[Website and app data records]
######
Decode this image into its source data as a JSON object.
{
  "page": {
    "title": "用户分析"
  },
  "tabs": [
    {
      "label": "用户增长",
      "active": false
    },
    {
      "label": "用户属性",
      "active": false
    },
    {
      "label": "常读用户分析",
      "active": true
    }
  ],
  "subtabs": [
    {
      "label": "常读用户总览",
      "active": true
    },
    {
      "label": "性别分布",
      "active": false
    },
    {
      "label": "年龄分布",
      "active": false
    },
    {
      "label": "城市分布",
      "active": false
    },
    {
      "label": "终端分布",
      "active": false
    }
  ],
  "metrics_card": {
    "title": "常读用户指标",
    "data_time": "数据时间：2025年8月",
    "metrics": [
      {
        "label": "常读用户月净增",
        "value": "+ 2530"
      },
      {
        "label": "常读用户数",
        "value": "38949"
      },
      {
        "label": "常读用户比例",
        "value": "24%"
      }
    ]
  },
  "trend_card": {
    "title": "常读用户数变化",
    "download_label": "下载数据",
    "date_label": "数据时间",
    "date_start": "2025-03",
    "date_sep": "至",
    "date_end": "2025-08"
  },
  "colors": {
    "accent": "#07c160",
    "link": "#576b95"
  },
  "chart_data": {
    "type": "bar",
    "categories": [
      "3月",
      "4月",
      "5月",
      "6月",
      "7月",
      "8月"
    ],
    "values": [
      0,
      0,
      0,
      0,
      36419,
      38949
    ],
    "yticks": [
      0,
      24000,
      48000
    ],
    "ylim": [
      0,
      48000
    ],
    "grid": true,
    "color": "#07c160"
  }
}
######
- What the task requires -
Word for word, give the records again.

- Output for this exercise -
Decode this image into its source data as a JSON object.
{
  "page": {
    "title": "用户分析"
  },
  "tabs": [
    {
      "label": "用户增长",
      "active": false
    },
    {
      "label": "用户属性",
      "active": false
    },
    {
      "label": "常读用户分析",
      "active": true
    }
  ],
  "subtabs": [
    {
      "label": "常读用户总览",
      "active": true
    },
    {
      "label": "性别分布",
      "active": false
    },
    {
      "label": "年龄分布",
      "active": false
    },
    {
      "label": "城市分布",
      "active": false
    },
    {
      "label": "终端分布",
      "active": false
    }
  ],
  "metrics_card": {
    "title": "常读用户指标",
    "data_time": "数据时间：2025年8月",
    "metrics": [
      {
        "label": "常读用户月净增",
        "value": "+ 2530"
      },
      {
        "label": "常读用户数",
        "value": "38949"
      },
      {
        "label": "常读用户比例",
        "value": "24%"
      }
    ]
  },
  "trend_card": {
    "title": "常读用户数变化",
    "download_label": "下载数据",
    "date_label": "数据时间",
    "date_start": "2025-03",
    "date_sep": "至",
    "date_end": "2025-08"
  },
  "colors": {
    "accent": "#07c160",
    "link": "#576b95"
  },
  "chart_data": {
    "type": "bar",
    "categories": [
      "3月",
      "4月",
      "5月",
      "6月",
      "7月",
      "8月"
    ],
    "values": [
      0,
      0,
      0,
      0,
      36419,
      38949
    ],
    "yticks": [
      0,
      24000,
      48000
    ],
    "ylim": [
      0,
      48000
    ],
    "grid": true,
    "color": "#07c160"
  }
}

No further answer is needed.